WORK TO BE COMPLETED: Repeat each entry as written, dropping any picture you find.
BEGIN PROVIDED RECORDS
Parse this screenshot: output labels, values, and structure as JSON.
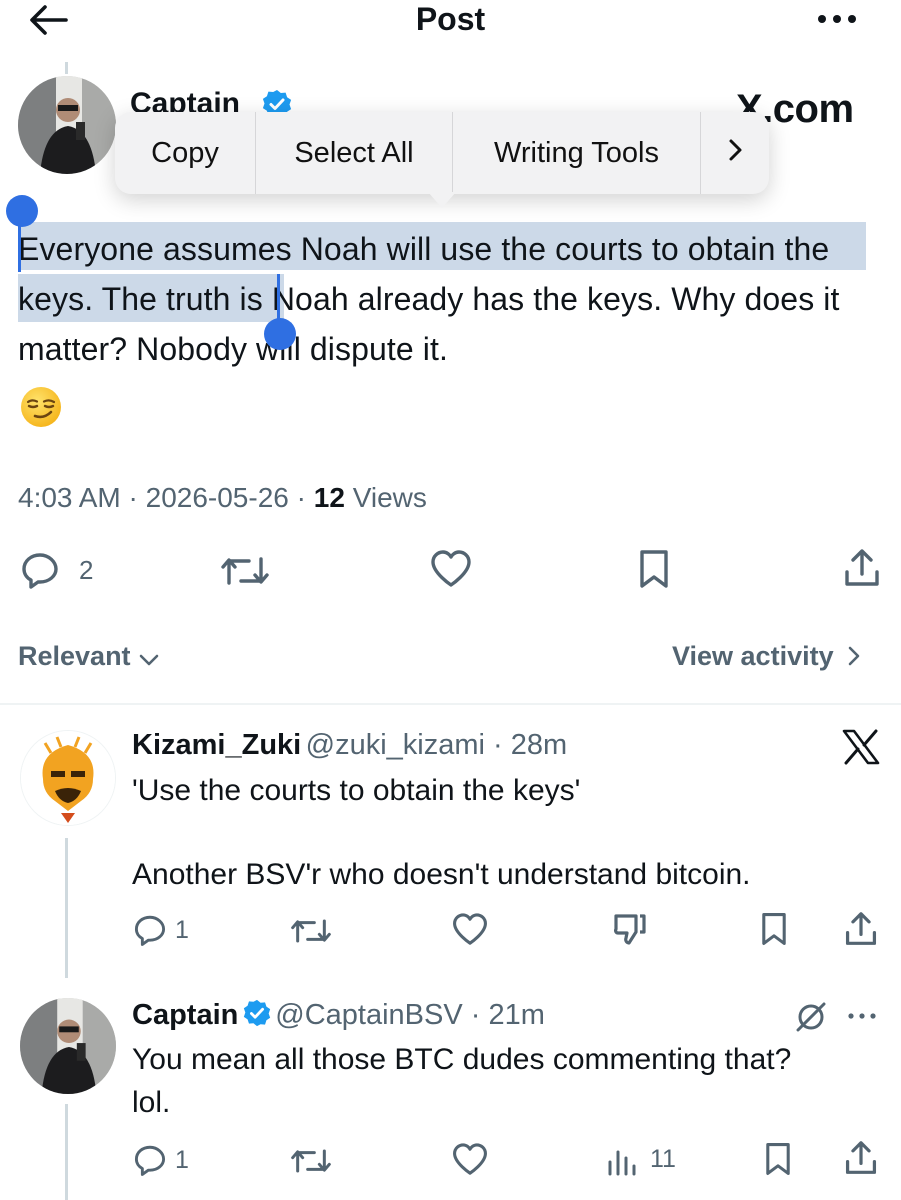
{
  "header": {
    "title": "Post"
  },
  "post": {
    "author_name": "Captain",
    "watermark": "X.com",
    "text": "Everyone assumes Noah will use the courts to obtain the keys. The truth is Noah already has the keys. Why does it matter? Nobody will dispute it.",
    "emoji": "smirking-face",
    "time": "4:03 AM",
    "date": "2026-05-26",
    "views_count": "12",
    "views_label": "Views",
    "replies": "2"
  },
  "context_menu": {
    "items": [
      "Copy",
      "Select All",
      "Writing Tools"
    ]
  },
  "sort": {
    "label": "Relevant",
    "view_activity": "View activity"
  },
  "replies": [
    {
      "name": "Kizami_Zuki",
      "handle": "@zuki_kizami",
      "time": "28m",
      "line1": "'Use the courts to obtain the keys'",
      "line2": "Another BSV'r who doesn't understand bitcoin.",
      "reply_count": "1"
    },
    {
      "name": "Captain",
      "handle": "@CaptainBSV",
      "time": "21m",
      "line1": "You mean all those BTC dudes commenting that?",
      "line2": "lol.",
      "reply_count": "1",
      "views": "11"
    }
  ],
  "colors": {
    "accent": "#1d9bf0",
    "selection": "#ccd9e8",
    "handle": "#2f6fe2",
    "muted": "#536471"
  }
}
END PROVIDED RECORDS
TASK RESPONSE:
Parse this screenshot: output labels, values, and structure as JSON.
{
  "header": {
    "title": "Post"
  },
  "post": {
    "author_name": "Captain",
    "watermark": "X.com",
    "text": "Everyone assumes Noah will use the courts to obtain the keys. The truth is Noah already has the keys. Why does it matter? Nobody will dispute it.",
    "emoji": "smirking-face",
    "time": "4:03 AM",
    "date": "2026-05-26",
    "views_count": "12",
    "views_label": "Views",
    "replies": "2"
  },
  "context_menu": {
    "items": [
      "Copy",
      "Select All",
      "Writing Tools"
    ]
  },
  "sort": {
    "label": "Relevant",
    "view_activity": "View activity"
  },
  "replies": [
    {
      "name": "Kizami_Zuki",
      "handle": "@zuki_kizami",
      "time": "28m",
      "line1": "'Use the courts to obtain the keys'",
      "line2": "Another BSV'r who doesn't understand bitcoin.",
      "reply_count": "1"
    },
    {
      "name": "Captain",
      "handle": "@CaptainBSV",
      "time": "21m",
      "line1": "You mean all those BTC dudes commenting that?",
      "line2": "lol.",
      "reply_count": "1",
      "views": "11"
    }
  ],
  "colors": {
    "accent": "#1d9bf0",
    "selection": "#ccd9e8",
    "handle": "#2f6fe2",
    "muted": "#536471"
  }
}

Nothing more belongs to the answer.